“They said they were going to Boston for the weekend,” Grant said in his trial testimony this week.

Shortly after 10 p.m. that night, Richard Jewett, the newly appointed police chief for Richford (pop. 1,500), was driving through town when he saw someone carrying a black bag and walking along the Canadian Pacific railroad tracks that run from Canada into Vermont. The man was only 20 feet from a silver Chevrolet van parked on private property near the tracks.


Jewett testified that he did not then see any connection between the man on foot and the van. He first told the van’s occupants to move it and then, a few minutes later, decided to return to question the man on foot. When the man, who identified himself as Kabbani, gave what seemed to be confusing and contradictory accounts of what he was doing in the area, the police officer drove him to the border checkpoint for further questioning.

Later that night, Jewett remembered that when he had first seen Kabbani, he was carrying a black bag but that when he returned, the man was empty-handed. When the police chief searched the area alongside the railroad tracks, he found a black bag, and inside were two blue propane cylinders containing more than three pounds of gunpowder and a medicine bottle with wires attached.

The following morning, Younan and Mourad were arrested outside a Richford motel where they had parked the van for the night.

Subsequent investigation by the FBI and the Royal Canadian Mounted Police found a series of connections linking the three men, including Younan’s fingerprints on the bomb that was in the black bag.

Also, credit card records showed that Kabbani had been in Amsterdam and Belgrade on the October trip, and phone records showed that he had called Mourad’s Montreal residence from a Holiday Inn in Amsterdam.

Kabbani and Younan were charged with transporting explosive devices in interstate commerce and with violating the immigration laws because of what the government claims was Kabbani’s illegal entry into the United States. The charges carry a maximum sentence of 30 years. The defense lawyers are now arguing that the government does not have sufficient evidence for conviction on these charges.

Mourad was permitted to plead guilty Tuesday to a reduced charge of conspiring to transport explosives and to an immigration violation. As a result, he could be imprisoned for up to 10 years. He is not expected to testify at the trial.

“He (Mourad) has not made any statement (to the government),” Shadyac said. He said that Mourad pleaded guilty because “based on the advice of counsel, he was willing to accept a plea-bargain.”

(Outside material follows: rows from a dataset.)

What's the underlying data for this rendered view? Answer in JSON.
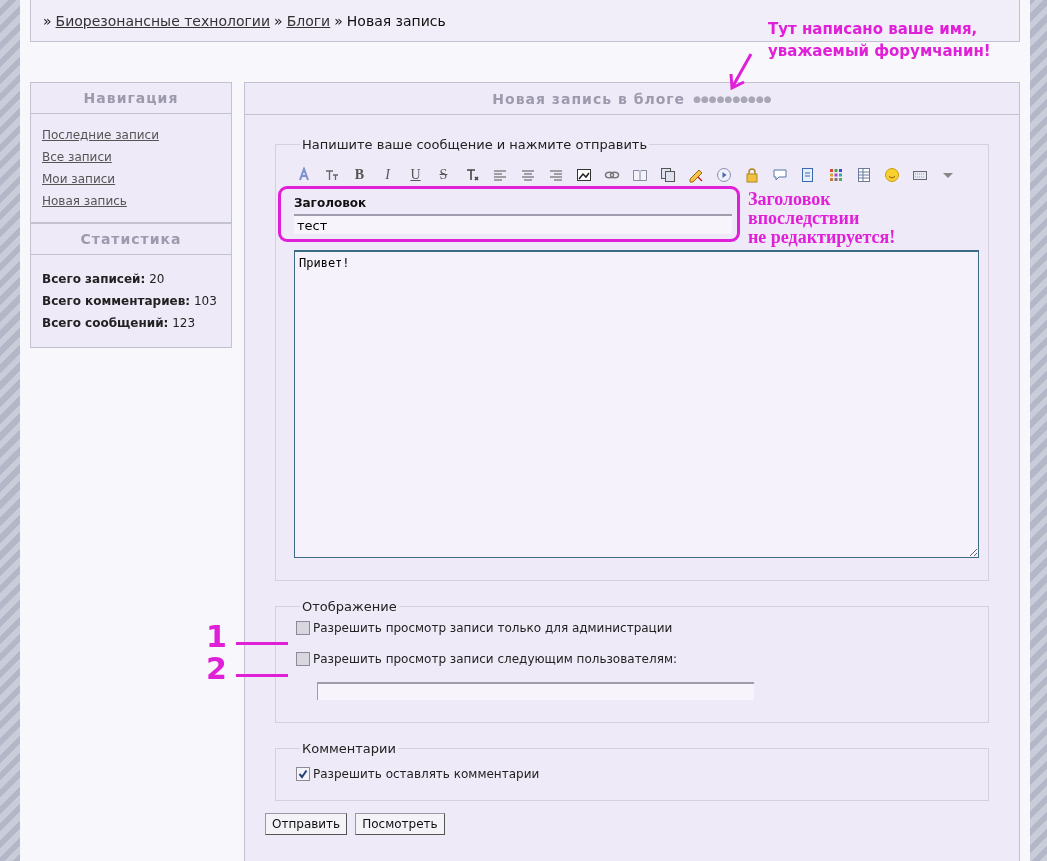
{
  "breadcrumb": [
    {
      "separator": "»",
      "label": "Биорезонансные технологии",
      "link": true
    },
    {
      "separator": "»",
      "label": "Блоги",
      "link": true
    },
    {
      "separator": "»",
      "label": "Новая запись",
      "link": false
    }
  ],
  "sidebar": [
    {
      "title": "Навигация",
      "kind": "links",
      "items": [
        "Последние записи",
        "Все записи",
        "Мои записи",
        "Новая запись"
      ]
    },
    {
      "title": "Статистика",
      "kind": "stats",
      "items": [
        {
          "label": "Всего записей:",
          "value": "20"
        },
        {
          "label": "Всего комментариев:",
          "value": "103"
        },
        {
          "label": "Всего сообщений:",
          "value": "123"
        }
      ]
    }
  ],
  "panel": {
    "title": "Новая запись в блоге",
    "username": "●●●●●●●●●●"
  },
  "compose": {
    "legend": "Напишите ваше сообщение и нажмите отправить",
    "toolbar": [
      {
        "kind": "font-color"
      },
      {
        "kind": "font-size"
      },
      {
        "kind": "bold",
        "label": "B"
      },
      {
        "kind": "italic",
        "label": "I"
      },
      {
        "kind": "underline",
        "label": "U"
      },
      {
        "kind": "strike",
        "label": "S"
      },
      {
        "kind": "clear"
      },
      {
        "kind": "align-left"
      },
      {
        "kind": "align-center"
      },
      {
        "kind": "align-right"
      },
      {
        "kind": "image"
      },
      {
        "kind": "link"
      },
      {
        "kind": "book"
      },
      {
        "kind": "copy"
      },
      {
        "kind": "pencil"
      },
      {
        "kind": "play"
      },
      {
        "kind": "lock"
      },
      {
        "kind": "bubble"
      },
      {
        "kind": "document"
      },
      {
        "kind": "grid"
      },
      {
        "kind": "table"
      },
      {
        "kind": "smiley"
      },
      {
        "kind": "keyboard"
      },
      {
        "kind": "dropdown"
      }
    ],
    "title_label": "Заголовок",
    "title_value": "тест",
    "body_value": "Привет!"
  },
  "display": {
    "legend": "Отображение",
    "options": [
      {
        "label": "Разрешить просмотр записи только для администрации",
        "checked": false
      },
      {
        "label": "Разрешить просмотр записи следующим пользователям:",
        "checked": false
      }
    ]
  },
  "comments": {
    "legend": "Комментарии",
    "options": [
      {
        "label": "Разрешить оставлять комментарии",
        "checked": true
      }
    ]
  },
  "buttons": [
    "Отправить",
    "Посмотреть"
  ],
  "annotations": {
    "name_note": [
      "Тут написано ваше имя,",
      "уважаемый форумчанин!"
    ],
    "title_note": [
      "Заголовок",
      "впоследствии",
      "не редактируется!"
    ],
    "markers": [
      "1",
      "2"
    ]
  }
}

The trial itself is being conducted in a relatively relaxed fashion. The jury is not sequestered, visitors to the courtroom are not searched with a metal detector and the defendants do not wear handcuffs in court. Kabbani wears a gray sweat shirt at the trial, while Younan dresses in a dark suit, white shirt and red tie.

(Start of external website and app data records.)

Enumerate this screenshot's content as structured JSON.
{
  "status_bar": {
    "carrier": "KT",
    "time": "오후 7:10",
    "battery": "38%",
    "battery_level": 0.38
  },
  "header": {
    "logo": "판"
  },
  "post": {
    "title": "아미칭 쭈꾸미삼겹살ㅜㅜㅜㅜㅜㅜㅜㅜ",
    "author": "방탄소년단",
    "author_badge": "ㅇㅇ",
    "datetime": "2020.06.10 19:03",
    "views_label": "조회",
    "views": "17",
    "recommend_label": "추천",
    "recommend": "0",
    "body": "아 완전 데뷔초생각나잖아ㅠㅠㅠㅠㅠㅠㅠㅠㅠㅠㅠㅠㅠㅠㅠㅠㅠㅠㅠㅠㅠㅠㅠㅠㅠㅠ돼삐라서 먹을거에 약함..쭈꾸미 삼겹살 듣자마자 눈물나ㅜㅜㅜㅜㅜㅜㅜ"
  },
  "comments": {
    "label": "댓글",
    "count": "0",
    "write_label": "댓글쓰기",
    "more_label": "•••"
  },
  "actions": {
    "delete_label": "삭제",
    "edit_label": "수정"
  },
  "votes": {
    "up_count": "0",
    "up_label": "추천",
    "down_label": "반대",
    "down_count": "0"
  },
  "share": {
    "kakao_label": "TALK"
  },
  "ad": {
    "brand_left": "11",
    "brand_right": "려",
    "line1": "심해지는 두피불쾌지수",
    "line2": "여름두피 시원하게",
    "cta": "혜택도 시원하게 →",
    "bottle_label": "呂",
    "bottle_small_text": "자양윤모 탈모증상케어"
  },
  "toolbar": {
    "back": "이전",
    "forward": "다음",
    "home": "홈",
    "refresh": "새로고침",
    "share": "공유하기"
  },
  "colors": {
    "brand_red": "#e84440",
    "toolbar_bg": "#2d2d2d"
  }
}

Federal officials acknowledge that the effort to carry the bomb into this country nearly succeeded. “We were within 20 feet of this being another incident,” acknowledged one law-enforcement source. “That’s how close he (Kabbani) was to getting in that van” at the time he was observed by Jewett.

The U.S. Border Patrol has electronic sensors along the Canadian border in New York, Vermont and New Hampshire--sensors that are set off by movement. In fact, authorities say, the sensors went off that night, at approximately the time prosecutors believe Kabbani entered the country. But it was Jewett, not Border Patrol agents, who found Kabbani.

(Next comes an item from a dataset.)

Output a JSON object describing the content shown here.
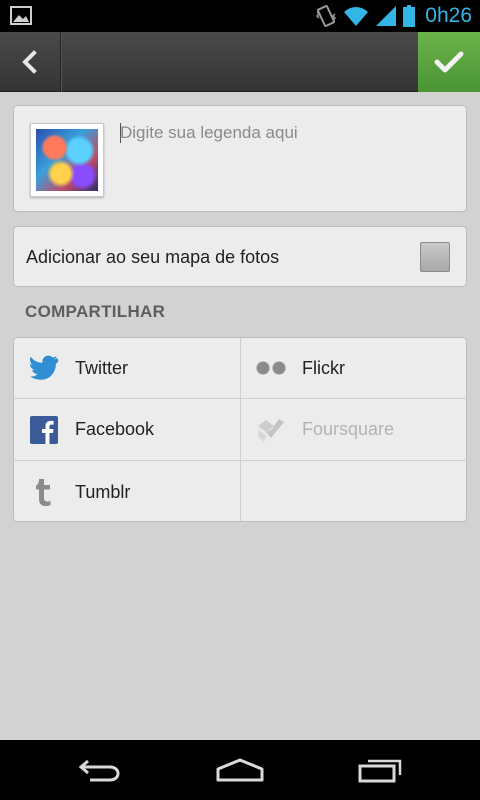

New Meaning to Life

For Jewett--a police chief with no lieutenants, the commander of a force of one, a pudgy, bespectacled man who wears baggy old corduroys to court--the bomb case and the attraction it has brought have given new meaning to life. He has even received a letter of congratulations from Sen. Patrick J. Leahy (D-Vt.).

Police work “does get old fast,” he told a reporter while waiting to testify at the trial. “It’s a thankless job, so something like this makes it worth it.”

Moreover, the arrests and the discovery of the bomb have made his job a little easier. “This woke up people in the town,” Jewett says. “When people see a suspicious vehicle in the village, they call it in to me now.”